  • The Italian law professor Giuseppe Conte is tipped to be announced as the country’s new prime minister.
  • Conte will be the figurehead of the uneasy coalition between the country’s populist parties, the Five Star Movement and the Lega Nord.
  • The parties have been thrashing out an agreement since last week but are set to present their plans for government to Italy’s president, Sergio Mattarella, on Monday.

Italy is set to name Giuseppe Conte, a relatively unknown law professor with hardly any political experience, as its next prime minister, according to Italian media reports.

If named, Conte would be the figurehead for the uneasy coalition partnership between the country’s populist parties, the Five Star Movement and the Lega Nord, the Financial Times reported. The appointment could be presented to Italy’s president, Sergio Mattarella, as early as Monday.

Italy’s political system is unusual in that often, particularly during times of coalition government, its prime minister is not the leader of a political party but an appointed technocrat, generally put in place as a compromise between coalition partners.

Conte’s likely appointment fits that mould, with neither Five Star nor the Lega keen to have a leader appointed from the ranks of its partner’s party.

Conte – who lectures in public-administration law at the University of Florence and the University of Bologna – is by no stretch a politician.

In a profile in Corriere Della Sera, one of the country’s most prominent newspapers, it is said that while he has a “very long curriculum vitae,” he also does not “have a clue about politics.”

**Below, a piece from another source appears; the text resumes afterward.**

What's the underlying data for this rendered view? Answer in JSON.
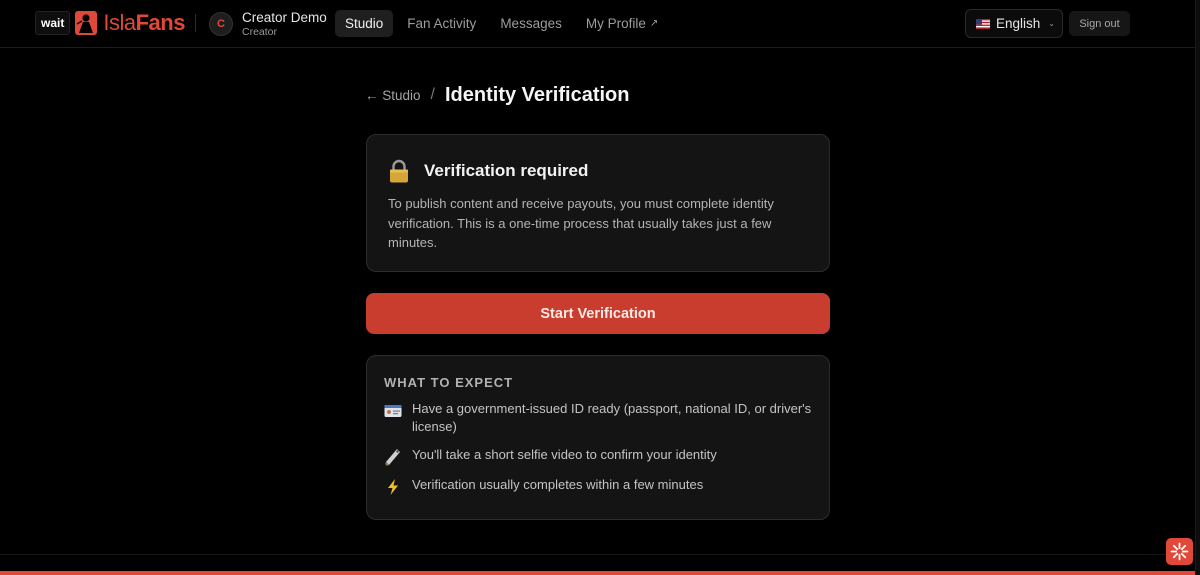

Conte may have a low profile, but he is not a complete unknown, having been tipped during the election campaign earlier in the year to become the newly created minister for public administration and simplification, tasked with removing what are seen as unnecessary laws from Italy’s statute book.

He would most likely have taken that role in the event of a Five Star Movement majority government, as one of the party’s key election pledges was to aggressively cut down on the number of laws in place, as well as tightening laws on corruption – something Five Star believes has plagued Italy for decades.

An uneasy alliance

Though neither Luigi Di Maio, Five Star’s leader, nor Matteo Salvini, the head of the Lega Nord, has announced the name of his prime ministerial choice, Salvini said on Sunday that a candidate had been chosen.

“We hope no one will place vetoes on this person’s name or surname,” he said. “We won’t accept it.”

“It won’t be me, nor Di Maio,” he added. “It will be a balanced name that satisfies us both.” According to a report from CNBC, Salvini will become Italy’s interior minister (akin to Britain’s home secretary), while Di Maio will be minister of either labour or economic development.

Conte’s imminent appointment comes more than two months after an inconclusive general election left Italy in a state of flux. Five Star and Lega Nord are by no means natural bedfellows, but they have settled on a series of compromises that will allow them to govern after Five Star – which is the biggest single party – ruled out working with any of Italy’s more established political parties.

The chart below, created by Nomura, illustrates the areas of compromise between the two parties as they start their government together:

Five Star Lega Nord policy chart Nomura